Like a lot of nonfiction writers, I have a serious research habit. I never seem to be able to avoid getting pulled into my subject until I’m up to my virtual elbows in quotes and anecdotes. It’s not that I’m procrastinating. (Well, OK, maybe a little.) It’s my way of getting a handle on my subject before I start to write. There is a certain comfort in knowing that, if I’ve done my research well, my story is already there. It’s right there in all those details, just waiting to be revealed in the writing.
Michelangelo would have understood perfectly. When I researched and wrote my picture book Stone Giant: Michelangelo’s David and How He Came to Be, I was struck by how similar sculpting is to creating a nonfiction story. The first time the artist saw the stone that would become his masterpiece, he saw more than a huge block of weatherworn marble. He saw David—his David, the David we have come to know so well. Michelangelo saw his task as simply carving away what was not David.
Well, maybe not simply. The David is about as perfect a sculpture as perfect gets, after all. Not all sculptors had Michelangelo’s vision or genius. Sometimes mistakes were made. Sometimes a bit too much of the stone was chipped off. When that happened some sculptors disguised their blunders by mixing a bit of stone dust with wax and then working the mixture into the void. Needless to say, this made for an inferior sculpture. A sculpture without any such imperfections was much more highly prized and could be advertised as being sine cere, literally “without wax.” It’s where we get the word “sincere.”
What a perfect word to describe the responsibility of a nonfiction writer. I am sort of a sculptor of words. My job is to recognize the story that’s waiting in the research and to carve away whatever doesn’t belong. And never, EVER, to add anything extra. I will never write anything as perfect as the David, but I will always write sincerely.

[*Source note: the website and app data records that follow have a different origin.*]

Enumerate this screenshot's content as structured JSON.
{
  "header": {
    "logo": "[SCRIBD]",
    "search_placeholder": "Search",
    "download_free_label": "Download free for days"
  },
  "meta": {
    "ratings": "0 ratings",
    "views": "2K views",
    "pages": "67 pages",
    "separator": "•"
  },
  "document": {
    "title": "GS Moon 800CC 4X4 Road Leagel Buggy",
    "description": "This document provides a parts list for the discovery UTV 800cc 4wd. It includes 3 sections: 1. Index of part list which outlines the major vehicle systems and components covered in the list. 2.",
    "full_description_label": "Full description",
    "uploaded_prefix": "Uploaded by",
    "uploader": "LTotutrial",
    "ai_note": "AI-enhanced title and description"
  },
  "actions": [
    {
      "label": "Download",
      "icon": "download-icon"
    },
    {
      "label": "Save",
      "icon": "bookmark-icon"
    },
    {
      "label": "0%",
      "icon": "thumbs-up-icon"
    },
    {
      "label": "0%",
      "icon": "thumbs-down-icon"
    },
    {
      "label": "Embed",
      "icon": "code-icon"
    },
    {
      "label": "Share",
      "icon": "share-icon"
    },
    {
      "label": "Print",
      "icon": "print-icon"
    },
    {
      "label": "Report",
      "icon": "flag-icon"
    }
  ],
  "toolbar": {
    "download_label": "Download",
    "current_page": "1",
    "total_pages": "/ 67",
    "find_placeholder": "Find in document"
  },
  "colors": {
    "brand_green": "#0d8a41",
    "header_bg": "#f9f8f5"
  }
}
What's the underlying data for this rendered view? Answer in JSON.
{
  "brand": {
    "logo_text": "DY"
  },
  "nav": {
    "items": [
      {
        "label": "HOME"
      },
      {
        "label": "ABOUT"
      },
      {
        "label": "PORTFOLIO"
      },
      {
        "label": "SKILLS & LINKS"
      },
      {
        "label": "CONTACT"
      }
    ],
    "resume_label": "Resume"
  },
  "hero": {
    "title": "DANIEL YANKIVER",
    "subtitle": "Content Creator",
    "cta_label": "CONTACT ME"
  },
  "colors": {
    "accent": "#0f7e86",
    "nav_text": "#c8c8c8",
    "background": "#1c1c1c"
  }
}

Jane Sutcliffe is the author of over two dozen nonfiction books for young readers. Her most recent picture book is Stone Giant: Michelangelo’s David and How He Came to Be (Charlesbridge). Look for The White House is Burning: August 24, 1814, to be released by Charlesbridge this summer. Jane lives on a farm in Tolland, Connecticut, with her husband, two sons, three goats, and one very spoiled dog named Willy.
*Please note: I will be taking a blog vacation for the remainder of June, but will be back on July 7th with a brand new post! Happy writing, all!